### Required work
Print every line of the records below exactly as it reads.

── Records to use

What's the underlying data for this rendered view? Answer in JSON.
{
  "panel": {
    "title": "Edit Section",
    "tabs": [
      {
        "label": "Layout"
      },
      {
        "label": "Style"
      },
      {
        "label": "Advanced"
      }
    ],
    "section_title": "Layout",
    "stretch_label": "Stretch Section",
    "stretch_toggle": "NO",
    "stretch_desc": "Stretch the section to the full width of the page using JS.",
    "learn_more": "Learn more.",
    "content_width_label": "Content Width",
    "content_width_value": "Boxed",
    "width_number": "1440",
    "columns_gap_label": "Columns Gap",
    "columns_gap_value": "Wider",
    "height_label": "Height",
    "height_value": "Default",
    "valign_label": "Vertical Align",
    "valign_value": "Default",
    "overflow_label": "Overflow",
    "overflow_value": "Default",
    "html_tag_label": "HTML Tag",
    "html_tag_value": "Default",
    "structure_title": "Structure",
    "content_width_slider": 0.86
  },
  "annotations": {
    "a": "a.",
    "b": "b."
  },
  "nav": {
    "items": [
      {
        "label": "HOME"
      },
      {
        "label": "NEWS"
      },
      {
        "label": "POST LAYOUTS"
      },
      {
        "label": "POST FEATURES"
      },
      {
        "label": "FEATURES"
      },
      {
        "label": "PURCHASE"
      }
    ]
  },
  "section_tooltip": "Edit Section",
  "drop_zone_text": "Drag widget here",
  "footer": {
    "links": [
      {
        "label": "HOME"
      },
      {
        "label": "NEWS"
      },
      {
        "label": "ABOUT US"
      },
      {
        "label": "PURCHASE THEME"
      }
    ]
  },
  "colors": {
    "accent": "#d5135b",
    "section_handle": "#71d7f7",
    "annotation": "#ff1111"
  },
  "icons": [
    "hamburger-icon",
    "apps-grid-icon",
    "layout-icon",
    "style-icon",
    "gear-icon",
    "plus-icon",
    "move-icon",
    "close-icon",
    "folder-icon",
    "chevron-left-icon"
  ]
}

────

### Exercise result
What's the underlying data for this rendered view? Answer in JSON.
{
  "panel": {
    "title": "Edit Section",
    "tabs": [
      {
        "label": "Layout"
      },
      {
        "label": "Style"
      },
      {
        "label": "Advanced"
      }
    ],
    "section_title": "Layout",
    "stretch_label": "Stretch Section",
    "stretch_toggle": "NO",
    "stretch_desc": "Stretch the section to the full width of the page using JS.",
    "learn_more": "Learn more.",
    "content_width_label": "Content Width",
    "content_width_value": "Boxed",
    "width_number": "1440",
    "columns_gap_label": "Columns Gap",
    "columns_gap_value": "Wider",
    "height_label": "Height",
    "height_value": "Default",
    "valign_label": "Vertical Align",
    "valign_value": "Default",
    "overflow_label": "Overflow",
    "overflow_value": "Default",
    "html_tag_label": "HTML Tag",
    "html_tag_value": "Default",
    "structure_title": "Structure",
    "content_width_slider": 0.86
  },
  "annotations": {
    "a": "a.",
    "b": "b."
  },
  "nav": {
    "items": [
      {
        "label": "HOME"
      },
      {
        "label": "NEWS"
      },
      {
        "label": "POST LAYOUTS"
      },
      {
        "label": "POST FEATURES"
      },
      {
        "label": "FEATURES"
      },
      {
        "label": "PURCHASE"
      }
    ]
  },
  "section_tooltip": "Edit Section",
  "drop_zone_text": "Drag widget here",
  "footer": {
    "links": [
      {
        "label": "HOME"
      },
      {
        "label": "NEWS"
      },
      {
        "label": "ABOUT US"
      },
      {
        "label": "PURCHASE THEME"
      }
    ]
  },
  "colors": {
    "accent": "#d5135b",
    "section_handle": "#71d7f7",
    "annotation": "#ff1111"
  },
  "icons": [
    "hamburger-icon",
    "apps-grid-icon",
    "layout-icon",
    "style-icon",
    "gear-icon",
    "plus-icon",
    "move-icon",
    "close-icon",
    "folder-icon",
    "chevron-left-icon"
  ]
}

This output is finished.